BEGIN

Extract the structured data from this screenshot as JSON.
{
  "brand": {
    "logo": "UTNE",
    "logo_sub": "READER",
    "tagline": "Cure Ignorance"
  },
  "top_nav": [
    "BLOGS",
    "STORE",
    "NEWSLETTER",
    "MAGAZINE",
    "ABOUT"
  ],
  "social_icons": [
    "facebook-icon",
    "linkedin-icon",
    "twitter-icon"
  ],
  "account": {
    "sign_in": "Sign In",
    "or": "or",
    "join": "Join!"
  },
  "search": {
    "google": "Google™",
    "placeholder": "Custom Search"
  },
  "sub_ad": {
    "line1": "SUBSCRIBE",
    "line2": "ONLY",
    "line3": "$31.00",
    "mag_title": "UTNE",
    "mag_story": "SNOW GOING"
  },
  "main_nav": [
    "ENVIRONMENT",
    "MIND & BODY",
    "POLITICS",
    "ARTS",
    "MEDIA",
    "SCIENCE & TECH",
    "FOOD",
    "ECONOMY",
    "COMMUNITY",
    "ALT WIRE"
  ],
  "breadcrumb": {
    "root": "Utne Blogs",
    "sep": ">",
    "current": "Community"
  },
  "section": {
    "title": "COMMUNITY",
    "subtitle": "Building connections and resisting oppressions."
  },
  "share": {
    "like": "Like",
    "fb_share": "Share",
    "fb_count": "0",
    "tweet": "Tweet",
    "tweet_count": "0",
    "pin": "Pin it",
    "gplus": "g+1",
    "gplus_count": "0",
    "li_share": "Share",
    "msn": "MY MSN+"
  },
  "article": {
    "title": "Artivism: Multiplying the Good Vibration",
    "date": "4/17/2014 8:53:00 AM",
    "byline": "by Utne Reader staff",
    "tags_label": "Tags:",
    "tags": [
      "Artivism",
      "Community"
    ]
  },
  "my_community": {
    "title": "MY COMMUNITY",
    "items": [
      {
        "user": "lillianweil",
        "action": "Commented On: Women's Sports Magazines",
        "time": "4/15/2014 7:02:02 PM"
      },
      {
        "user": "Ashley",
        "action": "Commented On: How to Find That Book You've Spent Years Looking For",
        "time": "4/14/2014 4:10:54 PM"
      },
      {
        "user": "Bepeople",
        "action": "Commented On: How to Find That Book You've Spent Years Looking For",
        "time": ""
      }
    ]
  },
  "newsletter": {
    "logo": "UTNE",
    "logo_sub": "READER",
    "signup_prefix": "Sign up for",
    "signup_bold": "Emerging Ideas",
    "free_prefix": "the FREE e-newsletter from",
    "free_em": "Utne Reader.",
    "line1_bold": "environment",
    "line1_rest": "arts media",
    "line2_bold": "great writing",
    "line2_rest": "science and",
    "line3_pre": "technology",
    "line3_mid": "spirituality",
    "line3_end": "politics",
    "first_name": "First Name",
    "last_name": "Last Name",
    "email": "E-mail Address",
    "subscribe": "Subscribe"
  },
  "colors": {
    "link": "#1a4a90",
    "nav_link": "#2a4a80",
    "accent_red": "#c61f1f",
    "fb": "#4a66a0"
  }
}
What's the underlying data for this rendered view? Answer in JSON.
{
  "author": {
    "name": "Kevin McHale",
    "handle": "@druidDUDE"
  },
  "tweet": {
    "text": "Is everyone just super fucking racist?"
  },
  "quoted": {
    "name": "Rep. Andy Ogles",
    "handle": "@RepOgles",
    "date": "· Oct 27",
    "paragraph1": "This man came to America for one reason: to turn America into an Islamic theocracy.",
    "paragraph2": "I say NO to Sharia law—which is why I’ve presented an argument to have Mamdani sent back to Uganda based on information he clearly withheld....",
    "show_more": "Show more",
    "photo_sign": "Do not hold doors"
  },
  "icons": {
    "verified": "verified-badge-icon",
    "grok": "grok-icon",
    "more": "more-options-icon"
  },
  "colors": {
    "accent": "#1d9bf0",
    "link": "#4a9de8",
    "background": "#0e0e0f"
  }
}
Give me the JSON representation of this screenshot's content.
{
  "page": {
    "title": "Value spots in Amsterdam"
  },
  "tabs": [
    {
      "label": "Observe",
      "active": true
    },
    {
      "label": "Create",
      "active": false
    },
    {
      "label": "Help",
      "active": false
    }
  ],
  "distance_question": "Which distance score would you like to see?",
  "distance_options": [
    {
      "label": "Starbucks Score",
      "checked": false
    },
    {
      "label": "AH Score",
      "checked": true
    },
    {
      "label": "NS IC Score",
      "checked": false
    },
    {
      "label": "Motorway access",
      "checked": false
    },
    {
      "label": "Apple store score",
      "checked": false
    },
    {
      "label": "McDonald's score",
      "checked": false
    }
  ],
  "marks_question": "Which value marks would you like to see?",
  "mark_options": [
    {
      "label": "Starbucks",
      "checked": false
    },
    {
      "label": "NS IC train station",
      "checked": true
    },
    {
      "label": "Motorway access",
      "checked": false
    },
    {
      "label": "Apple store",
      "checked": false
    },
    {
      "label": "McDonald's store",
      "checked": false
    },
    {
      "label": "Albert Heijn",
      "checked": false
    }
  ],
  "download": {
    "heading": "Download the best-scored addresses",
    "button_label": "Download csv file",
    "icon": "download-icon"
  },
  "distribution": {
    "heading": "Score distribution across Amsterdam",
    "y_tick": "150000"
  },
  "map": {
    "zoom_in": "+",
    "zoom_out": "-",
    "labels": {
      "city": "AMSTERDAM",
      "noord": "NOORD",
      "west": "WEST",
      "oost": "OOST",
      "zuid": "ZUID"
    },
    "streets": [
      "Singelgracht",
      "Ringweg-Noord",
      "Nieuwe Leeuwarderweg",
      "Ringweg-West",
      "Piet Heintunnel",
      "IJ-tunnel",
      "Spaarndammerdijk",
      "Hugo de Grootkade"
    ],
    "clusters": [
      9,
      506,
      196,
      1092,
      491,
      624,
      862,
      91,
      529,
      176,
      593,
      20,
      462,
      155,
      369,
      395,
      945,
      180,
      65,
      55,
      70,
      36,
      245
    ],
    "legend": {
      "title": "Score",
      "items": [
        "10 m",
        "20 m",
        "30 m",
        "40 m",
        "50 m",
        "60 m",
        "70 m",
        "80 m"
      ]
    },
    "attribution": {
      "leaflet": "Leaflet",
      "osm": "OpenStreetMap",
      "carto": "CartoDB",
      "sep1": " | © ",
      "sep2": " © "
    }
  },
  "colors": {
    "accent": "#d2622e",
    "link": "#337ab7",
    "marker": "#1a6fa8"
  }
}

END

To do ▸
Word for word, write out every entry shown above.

Response below ▸
Extract the structured data from this screenshot as JSON.
{
  "brand": {
    "logo": "UTNE",
    "logo_sub": "READER",
    "tagline": "Cure Ignorance"
  },
  "top_nav": [
    "BLOGS",
    "STORE",
    "NEWSLETTER",
    "MAGAZINE",
    "ABOUT"
  ],
  "social_icons": [
    "facebook-icon",
    "linkedin-icon",
    "twitter-icon"
  ],
  "account": {
    "sign_in": "Sign In",
    "or": "or",
    "join": "Join!"
  },
  "search": {
    "google": "Google™",
    "placeholder": "Custom Search"
  },
  "sub_ad": {
    "line1": "SUBSCRIBE",
    "line2": "ONLY",
    "line3": "$31.00",
    "mag_title": "UTNE",
    "mag_story": "SNOW GOING"
  },
  "main_nav": [
    "ENVIRONMENT",
    "MIND & BODY",
    "POLITICS",
    "ARTS",
    "MEDIA",
    "SCIENCE & TECH",
    "FOOD",
    "ECONOMY",
    "COMMUNITY",
    "ALT WIRE"
  ],
  "breadcrumb": {
    "root": "Utne Blogs",
    "sep": ">",
    "current": "Community"
  },
  "section": {
    "title": "COMMUNITY",
    "subtitle": "Building connections and resisting oppressions."
  },
  "share": {
    "like": "Like",
    "fb_share": "Share",
    "fb_count": "0",
    "tweet": "Tweet",
    "tweet_count": "0",
    "pin": "Pin it",
    "gplus": "g+1",
    "gplus_count": "0",
    "li_share": "Share",
    "msn": "MY MSN+"
  },
  "article": {
    "title": "Artivism: Multiplying the Good Vibration",
    "date": "4/17/2014 8:53:00 AM",
    "byline": "by Utne Reader staff",
    "tags_label": "Tags:",
    "tags": [
      "Artivism",
      "Community"
    ]
  },
  "my_community": {
    "title": "MY COMMUNITY",
    "items": [
      {
        "user": "lillianweil",
        "action": "Commented On: Women's Sports Magazines",
        "time": "4/15/2014 7:02:02 PM"
      },
      {
        "user": "Ashley",
        "action": "Commented On: How to Find That Book You've Spent Years Looking For",
        "time": "4/14/2014 4:10:54 PM"
      },
      {
        "user": "Bepeople",
        "action": "Commented On: How to Find That Book You've Spent Years Looking For",
        "time": ""
      }
    ]
  },
  "newsletter": {
    "logo": "UTNE",
    "logo_sub": "READER",
    "signup_prefix": "Sign up for",
    "signup_bold": "Emerging Ideas",
    "free_prefix": "the FREE e-newsletter from",
    "free_em": "Utne Reader.",
    "line1_bold": "environment",
    "line1_rest": "arts media",
    "line2_bold": "great writing",
    "line2_rest": "science and",
    "line3_pre": "technology",
    "line3_mid": "spirituality",
    "line3_end": "politics",
    "first_name": "First Name",
    "last_name": "Last Name",
    "email": "E-mail Address",
    "subscribe": "Subscribe"
  },
  "colors": {
    "link": "#1a4a90",
    "nav_link": "#2a4a80",
    "accent_red": "#c61f1f",
    "fb": "#4a66a0"
  }
}
What's the underlying data for this rendered view? Answer in JSON.
{
  "author": {
    "name": "Kevin McHale",
    "handle": "@druidDUDE"
  },
  "tweet": {
    "text": "Is everyone just super fucking racist?"
  },
  "quoted": {
    "name": "Rep. Andy Ogles",
    "handle": "@RepOgles",
    "date": "· Oct 27",
    "paragraph1": "This man came to America for one reason: to turn America into an Islamic theocracy.",
    "paragraph2": "I say NO to Sharia law—which is why I’ve presented an argument to have Mamdani sent back to Uganda based on information he clearly withheld....",
    "show_more": "Show more",
    "photo_sign": "Do not hold doors"
  },
  "icons": {
    "verified": "verified-badge-icon",
    "grok": "grok-icon",
    "more": "more-options-icon"
  },
  "colors": {
    "accent": "#1d9bf0",
    "link": "#4a9de8",
    "background": "#0e0e0f"
  }
}
Give me the JSON representation of this screenshot's content.
{
  "page": {
    "title": "Value spots in Amsterdam"
  },
  "tabs": [
    {
      "label": "Observe",
      "active": true
    },
    {
      "label": "Create",
      "active": false
    },
    {
      "label": "Help",
      "active": false
    }
  ],
  "distance_question": "Which distance score would you like to see?",
  "distance_options": [
    {
      "label": "Starbucks Score",
      "checked": false
    },
    {
      "label": "AH Score",
      "checked": true
    },
    {
      "label": "NS IC Score",
      "checked": false
    },
    {
      "label": "Motorway access",
      "checked": false
    },
    {
      "label": "Apple store score",
      "checked": false
    },
    {
      "label": "McDonald's score",
      "checked": false
    }
  ],
  "marks_question": "Which value marks would you like to see?",
  "mark_options": [
    {
      "label": "Starbucks",
      "checked": false
    },
    {
      "label": "NS IC train station",
      "checked": true
    },
    {
      "label": "Motorway access",
      "checked": false
    },
    {
      "label": "Apple store",
      "checked": false
    },
    {
      "label": "McDonald's store",
      "checked": false
    },
    {
      "label": "Albert Heijn",
      "checked": false
    }
  ],
  "download": {
    "heading": "Download the best-scored addresses",
    "button_label": "Download csv file",
    "icon": "download-icon"
  },
  "distribution": {
    "heading": "Score distribution across Amsterdam",
    "y_tick": "150000"
  },
  "map": {
    "zoom_in": "+",
    "zoom_out": "-",
    "labels": {
      "city": "AMSTERDAM",
      "noord": "NOORD",
      "west": "WEST",
      "oost": "OOST",
      "zuid": "ZUID"
    },
    "streets": [
      "Singelgracht",
      "Ringweg-Noord",
      "Nieuwe Leeuwarderweg",
      "Ringweg-West",
      "Piet Heintunnel",
      "IJ-tunnel",
      "Spaarndammerdijk",
      "Hugo de Grootkade"
    ],
    "clusters": [
      9,
      506,
      196,
      1092,
      491,
      624,
      862,
      91,
      529,
      176,
      593,
      20,
      462,
      155,
      369,
      395,
      945,
      180,
      65,
      55,
      70,
      36,
      245
    ],
    "legend": {
      "title": "Score",
      "items": [
        "10 m",
        "20 m",
        "30 m",
        "40 m",
        "50 m",
        "60 m",
        "70 m",
        "80 m"
      ]
    },
    "attribution": {
      "leaflet": "Leaflet",
      "osm": "OpenStreetMap",
      "carto": "CartoDB",
      "sep1": " | © ",
      "sep2": " © "
    }
  },
  "colors": {
    "accent": "#d2622e",
    "link": "#337ab7",
    "marker": "#1a6fa8"
  }
}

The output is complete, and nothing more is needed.